WHAT IS REQUIRED =>
Report every line below that carries the word "JSON".

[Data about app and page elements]
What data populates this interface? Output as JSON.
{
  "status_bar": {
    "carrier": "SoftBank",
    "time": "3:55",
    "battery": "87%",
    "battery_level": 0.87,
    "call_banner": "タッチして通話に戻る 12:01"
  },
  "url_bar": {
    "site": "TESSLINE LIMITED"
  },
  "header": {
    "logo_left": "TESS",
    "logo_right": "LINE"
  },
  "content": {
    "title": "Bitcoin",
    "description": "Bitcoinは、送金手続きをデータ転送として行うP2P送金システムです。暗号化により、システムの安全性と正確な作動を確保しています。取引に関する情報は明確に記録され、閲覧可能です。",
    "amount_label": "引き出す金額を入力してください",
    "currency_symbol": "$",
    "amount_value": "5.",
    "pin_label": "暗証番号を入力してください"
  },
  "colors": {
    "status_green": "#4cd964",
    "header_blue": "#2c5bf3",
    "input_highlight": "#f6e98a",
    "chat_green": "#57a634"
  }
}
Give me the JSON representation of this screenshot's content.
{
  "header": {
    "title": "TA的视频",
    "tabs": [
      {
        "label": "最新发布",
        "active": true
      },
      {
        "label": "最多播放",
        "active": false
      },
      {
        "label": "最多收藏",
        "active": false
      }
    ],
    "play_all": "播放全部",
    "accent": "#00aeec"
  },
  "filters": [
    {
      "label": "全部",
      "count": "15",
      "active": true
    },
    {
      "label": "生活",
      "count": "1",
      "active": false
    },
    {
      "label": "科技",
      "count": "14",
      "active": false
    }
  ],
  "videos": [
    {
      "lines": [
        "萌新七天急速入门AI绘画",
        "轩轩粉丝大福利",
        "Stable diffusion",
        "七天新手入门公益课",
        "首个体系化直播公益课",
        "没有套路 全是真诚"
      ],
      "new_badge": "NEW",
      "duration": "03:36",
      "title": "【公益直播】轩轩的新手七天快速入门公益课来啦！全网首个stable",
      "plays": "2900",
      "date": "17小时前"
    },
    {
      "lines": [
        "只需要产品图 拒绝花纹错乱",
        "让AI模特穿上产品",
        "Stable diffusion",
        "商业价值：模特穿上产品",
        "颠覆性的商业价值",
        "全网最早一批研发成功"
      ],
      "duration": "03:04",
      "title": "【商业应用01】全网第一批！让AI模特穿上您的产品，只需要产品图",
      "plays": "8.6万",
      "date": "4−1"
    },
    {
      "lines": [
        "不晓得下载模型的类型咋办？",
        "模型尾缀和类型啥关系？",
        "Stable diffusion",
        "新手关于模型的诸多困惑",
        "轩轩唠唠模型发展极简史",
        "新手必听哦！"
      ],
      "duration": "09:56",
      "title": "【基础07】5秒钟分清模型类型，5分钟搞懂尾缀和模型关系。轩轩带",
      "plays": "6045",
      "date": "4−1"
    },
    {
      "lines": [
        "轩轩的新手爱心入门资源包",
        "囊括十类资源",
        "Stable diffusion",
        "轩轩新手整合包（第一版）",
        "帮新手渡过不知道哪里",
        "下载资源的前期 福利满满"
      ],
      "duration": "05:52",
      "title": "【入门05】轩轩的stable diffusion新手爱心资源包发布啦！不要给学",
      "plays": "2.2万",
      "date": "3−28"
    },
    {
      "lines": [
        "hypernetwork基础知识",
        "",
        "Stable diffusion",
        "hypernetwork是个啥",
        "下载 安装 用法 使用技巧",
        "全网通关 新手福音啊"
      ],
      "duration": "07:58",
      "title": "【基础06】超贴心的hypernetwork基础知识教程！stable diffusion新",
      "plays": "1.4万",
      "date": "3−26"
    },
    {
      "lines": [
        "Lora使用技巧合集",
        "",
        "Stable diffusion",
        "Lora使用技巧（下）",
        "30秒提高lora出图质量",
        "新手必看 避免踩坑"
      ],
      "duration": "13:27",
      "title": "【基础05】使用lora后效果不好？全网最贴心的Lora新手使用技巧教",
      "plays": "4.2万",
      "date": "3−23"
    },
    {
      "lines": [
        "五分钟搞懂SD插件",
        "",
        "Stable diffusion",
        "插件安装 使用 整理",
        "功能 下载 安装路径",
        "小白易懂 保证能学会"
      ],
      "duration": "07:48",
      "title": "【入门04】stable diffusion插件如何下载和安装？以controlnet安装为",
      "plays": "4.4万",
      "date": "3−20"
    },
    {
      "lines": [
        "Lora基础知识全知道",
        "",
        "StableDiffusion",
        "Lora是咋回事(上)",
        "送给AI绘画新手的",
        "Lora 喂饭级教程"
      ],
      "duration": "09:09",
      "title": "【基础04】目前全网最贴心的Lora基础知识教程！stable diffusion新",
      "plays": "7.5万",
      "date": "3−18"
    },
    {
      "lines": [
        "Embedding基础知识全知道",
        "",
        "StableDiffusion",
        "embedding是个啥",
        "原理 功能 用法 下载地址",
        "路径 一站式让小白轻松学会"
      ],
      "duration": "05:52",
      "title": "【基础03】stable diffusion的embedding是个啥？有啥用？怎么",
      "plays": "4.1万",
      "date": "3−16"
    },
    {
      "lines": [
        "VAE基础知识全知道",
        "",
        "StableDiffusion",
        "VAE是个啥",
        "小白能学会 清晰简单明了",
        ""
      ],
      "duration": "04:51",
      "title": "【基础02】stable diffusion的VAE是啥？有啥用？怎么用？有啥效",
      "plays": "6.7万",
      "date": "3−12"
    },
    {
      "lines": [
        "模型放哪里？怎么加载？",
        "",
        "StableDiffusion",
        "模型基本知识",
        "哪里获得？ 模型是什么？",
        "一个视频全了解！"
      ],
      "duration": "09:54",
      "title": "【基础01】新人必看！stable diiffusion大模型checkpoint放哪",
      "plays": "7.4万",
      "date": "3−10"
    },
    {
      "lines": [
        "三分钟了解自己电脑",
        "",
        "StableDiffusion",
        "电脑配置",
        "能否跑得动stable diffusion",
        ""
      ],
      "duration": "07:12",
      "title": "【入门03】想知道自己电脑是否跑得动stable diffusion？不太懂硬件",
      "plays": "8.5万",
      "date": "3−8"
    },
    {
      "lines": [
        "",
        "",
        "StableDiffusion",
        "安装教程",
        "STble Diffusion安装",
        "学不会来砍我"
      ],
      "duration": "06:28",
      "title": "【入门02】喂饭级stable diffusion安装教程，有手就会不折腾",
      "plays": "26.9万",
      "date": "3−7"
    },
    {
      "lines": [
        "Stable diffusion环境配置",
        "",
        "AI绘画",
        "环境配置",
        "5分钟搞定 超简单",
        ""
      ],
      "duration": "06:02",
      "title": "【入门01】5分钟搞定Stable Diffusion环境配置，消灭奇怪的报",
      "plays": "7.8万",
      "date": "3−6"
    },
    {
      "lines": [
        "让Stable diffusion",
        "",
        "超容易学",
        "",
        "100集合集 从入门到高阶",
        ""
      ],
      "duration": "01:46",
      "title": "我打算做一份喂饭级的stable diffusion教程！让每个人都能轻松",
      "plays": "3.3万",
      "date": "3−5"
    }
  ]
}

RESPONSE AREA =>
What data populates this interface? Output as JSON.
Give me the JSON representation of this screenshot's content.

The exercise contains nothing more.